- Modifier P3 (A patient with severe systemic disease) One or more moderate to severe diseases. Examples include (but not limited to) Poorly controlled DM/HTN, COPD, Morbid Obesity (BMI >40), ESRD with Regular Dialysis, and patients more than 3 months since an MI, CVA, TIA or CAD/Stents.
- Modifier P4 (A patient with severe systemic disease that is a constant threat to life) indicate a moderate to constant threat to a patient’s life when undergoing surgery. Examples include (but not limited to) Recent (<3 month) MI, CVA, TIA or CAD/Stents, Valve disfunction, DIC, ARD, or ESRD without dialysis.
- Modifier P5 (A moribund patient who is not expected to survive without the operation) The surgery could be lifesaving or life threatening, but without the surgery, the patient will surely die. Examples included (but not limited to) Ruptured Abdominal or Thoracic aneurysm, massive trauma, intracranial bleed with mass effect, or multiple organ/system dysfunction.

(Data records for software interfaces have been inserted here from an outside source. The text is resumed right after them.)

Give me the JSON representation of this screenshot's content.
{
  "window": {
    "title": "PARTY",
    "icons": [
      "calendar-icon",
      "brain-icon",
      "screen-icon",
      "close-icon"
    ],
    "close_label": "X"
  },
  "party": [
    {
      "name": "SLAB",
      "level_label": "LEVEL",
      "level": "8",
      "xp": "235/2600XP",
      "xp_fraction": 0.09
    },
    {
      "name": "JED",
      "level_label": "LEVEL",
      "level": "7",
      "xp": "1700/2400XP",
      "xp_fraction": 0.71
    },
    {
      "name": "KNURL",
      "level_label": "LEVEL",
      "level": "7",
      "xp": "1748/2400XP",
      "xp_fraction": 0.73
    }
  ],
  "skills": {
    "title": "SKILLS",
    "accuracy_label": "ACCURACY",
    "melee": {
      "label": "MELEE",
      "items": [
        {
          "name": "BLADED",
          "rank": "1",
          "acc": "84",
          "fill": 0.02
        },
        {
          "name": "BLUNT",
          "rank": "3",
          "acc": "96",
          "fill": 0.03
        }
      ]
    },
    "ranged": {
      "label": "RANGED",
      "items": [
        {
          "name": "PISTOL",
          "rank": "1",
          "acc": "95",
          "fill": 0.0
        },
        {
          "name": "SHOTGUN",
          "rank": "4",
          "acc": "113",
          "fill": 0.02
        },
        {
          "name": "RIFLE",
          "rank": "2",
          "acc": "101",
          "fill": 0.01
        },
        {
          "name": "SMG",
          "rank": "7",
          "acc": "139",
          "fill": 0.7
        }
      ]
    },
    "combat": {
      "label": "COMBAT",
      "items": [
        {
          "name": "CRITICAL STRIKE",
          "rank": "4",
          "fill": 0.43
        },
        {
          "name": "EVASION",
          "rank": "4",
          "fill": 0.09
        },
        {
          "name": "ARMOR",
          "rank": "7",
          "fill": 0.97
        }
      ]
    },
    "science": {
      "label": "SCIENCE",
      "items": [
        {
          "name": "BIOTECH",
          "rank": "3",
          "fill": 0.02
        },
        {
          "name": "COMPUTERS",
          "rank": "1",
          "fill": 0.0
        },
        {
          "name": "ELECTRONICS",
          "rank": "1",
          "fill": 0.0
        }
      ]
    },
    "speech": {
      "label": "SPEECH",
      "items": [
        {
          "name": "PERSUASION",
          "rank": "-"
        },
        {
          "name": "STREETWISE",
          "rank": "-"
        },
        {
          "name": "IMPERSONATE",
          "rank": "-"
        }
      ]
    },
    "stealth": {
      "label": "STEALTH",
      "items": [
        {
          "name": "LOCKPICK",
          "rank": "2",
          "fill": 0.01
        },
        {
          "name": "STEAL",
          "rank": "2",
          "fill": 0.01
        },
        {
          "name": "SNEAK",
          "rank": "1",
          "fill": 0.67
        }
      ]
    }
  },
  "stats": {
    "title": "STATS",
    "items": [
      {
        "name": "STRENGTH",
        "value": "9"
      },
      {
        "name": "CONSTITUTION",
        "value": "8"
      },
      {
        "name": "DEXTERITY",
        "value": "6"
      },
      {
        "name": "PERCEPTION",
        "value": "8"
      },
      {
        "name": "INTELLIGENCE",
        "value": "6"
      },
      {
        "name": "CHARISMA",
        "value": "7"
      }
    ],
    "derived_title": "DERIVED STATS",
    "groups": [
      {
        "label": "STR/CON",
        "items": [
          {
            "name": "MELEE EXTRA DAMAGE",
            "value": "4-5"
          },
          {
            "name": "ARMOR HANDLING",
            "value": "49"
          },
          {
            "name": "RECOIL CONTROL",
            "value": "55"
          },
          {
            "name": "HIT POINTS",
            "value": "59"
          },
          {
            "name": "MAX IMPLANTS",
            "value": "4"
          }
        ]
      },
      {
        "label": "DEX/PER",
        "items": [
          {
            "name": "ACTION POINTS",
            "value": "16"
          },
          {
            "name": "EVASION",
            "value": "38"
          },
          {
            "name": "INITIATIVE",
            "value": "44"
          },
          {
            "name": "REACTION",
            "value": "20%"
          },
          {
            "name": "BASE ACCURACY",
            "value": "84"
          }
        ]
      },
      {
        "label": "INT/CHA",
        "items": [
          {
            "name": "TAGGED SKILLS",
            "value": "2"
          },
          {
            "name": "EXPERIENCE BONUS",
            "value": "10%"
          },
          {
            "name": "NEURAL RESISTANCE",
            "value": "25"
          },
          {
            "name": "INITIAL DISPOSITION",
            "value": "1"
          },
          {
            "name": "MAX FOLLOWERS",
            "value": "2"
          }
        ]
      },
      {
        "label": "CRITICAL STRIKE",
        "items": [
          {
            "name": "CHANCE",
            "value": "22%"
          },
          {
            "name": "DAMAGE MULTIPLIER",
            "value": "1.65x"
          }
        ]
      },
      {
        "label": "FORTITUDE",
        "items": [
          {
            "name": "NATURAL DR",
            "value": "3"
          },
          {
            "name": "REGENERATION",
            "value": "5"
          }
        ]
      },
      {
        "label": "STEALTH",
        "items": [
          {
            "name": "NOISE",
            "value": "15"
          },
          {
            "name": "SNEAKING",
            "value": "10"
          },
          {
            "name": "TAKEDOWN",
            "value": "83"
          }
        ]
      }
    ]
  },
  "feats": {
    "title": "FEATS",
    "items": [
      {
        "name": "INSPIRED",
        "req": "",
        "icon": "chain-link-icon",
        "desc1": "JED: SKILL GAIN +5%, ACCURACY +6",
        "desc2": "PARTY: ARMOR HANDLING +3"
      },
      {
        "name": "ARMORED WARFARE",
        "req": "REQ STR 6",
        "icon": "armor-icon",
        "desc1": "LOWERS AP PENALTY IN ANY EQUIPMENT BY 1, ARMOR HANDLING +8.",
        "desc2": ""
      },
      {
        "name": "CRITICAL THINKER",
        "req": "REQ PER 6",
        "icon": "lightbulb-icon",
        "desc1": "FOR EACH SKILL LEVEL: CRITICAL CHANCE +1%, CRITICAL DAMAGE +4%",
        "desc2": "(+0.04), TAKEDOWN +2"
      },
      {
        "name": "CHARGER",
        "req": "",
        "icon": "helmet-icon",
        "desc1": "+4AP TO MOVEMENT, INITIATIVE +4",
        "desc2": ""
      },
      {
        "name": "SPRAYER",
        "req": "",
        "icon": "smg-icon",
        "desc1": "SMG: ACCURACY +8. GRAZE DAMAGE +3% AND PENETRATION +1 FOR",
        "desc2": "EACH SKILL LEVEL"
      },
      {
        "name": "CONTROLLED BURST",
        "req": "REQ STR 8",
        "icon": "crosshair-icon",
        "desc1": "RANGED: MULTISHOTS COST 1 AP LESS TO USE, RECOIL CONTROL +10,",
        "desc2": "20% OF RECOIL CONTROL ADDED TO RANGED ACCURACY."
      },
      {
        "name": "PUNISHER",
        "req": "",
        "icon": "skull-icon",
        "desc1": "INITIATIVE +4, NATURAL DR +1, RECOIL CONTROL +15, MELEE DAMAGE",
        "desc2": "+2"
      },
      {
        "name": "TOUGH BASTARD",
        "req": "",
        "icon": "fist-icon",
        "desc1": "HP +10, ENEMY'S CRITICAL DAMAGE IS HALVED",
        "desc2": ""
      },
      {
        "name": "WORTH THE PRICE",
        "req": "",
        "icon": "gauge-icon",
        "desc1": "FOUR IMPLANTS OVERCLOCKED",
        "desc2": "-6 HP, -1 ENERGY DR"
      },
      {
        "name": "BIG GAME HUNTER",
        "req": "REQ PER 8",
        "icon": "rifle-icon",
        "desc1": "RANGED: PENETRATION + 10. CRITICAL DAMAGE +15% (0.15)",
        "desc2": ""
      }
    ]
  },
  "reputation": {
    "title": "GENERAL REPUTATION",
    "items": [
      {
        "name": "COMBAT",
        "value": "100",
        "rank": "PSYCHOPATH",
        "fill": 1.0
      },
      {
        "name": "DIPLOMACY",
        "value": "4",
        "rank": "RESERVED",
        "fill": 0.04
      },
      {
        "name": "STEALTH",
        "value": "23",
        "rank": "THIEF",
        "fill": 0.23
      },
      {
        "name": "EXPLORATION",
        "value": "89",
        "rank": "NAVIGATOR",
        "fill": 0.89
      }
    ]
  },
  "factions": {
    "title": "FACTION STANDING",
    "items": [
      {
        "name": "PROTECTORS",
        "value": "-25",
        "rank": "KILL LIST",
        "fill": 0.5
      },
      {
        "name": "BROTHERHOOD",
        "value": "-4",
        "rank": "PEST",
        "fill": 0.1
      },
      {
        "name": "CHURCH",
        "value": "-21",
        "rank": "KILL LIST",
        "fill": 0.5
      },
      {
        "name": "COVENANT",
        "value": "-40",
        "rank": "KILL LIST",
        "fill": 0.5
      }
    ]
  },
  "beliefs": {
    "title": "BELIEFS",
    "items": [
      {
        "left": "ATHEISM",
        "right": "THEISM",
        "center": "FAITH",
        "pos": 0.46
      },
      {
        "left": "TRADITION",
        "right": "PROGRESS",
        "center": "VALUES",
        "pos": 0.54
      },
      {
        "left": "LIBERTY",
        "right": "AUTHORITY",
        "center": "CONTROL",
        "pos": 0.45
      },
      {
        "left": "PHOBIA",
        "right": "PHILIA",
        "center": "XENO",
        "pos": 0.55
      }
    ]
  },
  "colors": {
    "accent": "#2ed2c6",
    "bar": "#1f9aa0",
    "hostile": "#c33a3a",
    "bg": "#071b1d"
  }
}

- Modifier P6 (A declared brain-dead patient whose organs are being removed for donor purposes) indicates a patient who is brain-dead but the body is still alive. You’ll typically use P6 for a patient who is receiving anesthesia to harvest organs before the provider removes life support.
Though some payers — including traditional Medicare — will not pay anything extra for P modifiers, payers might require the modifiers to prove medical necessity for other anesthesia services in certain situations. The patient’s physical status must be documented in the patient’s medical record, regardless of whether you’ll be reimbursed for it.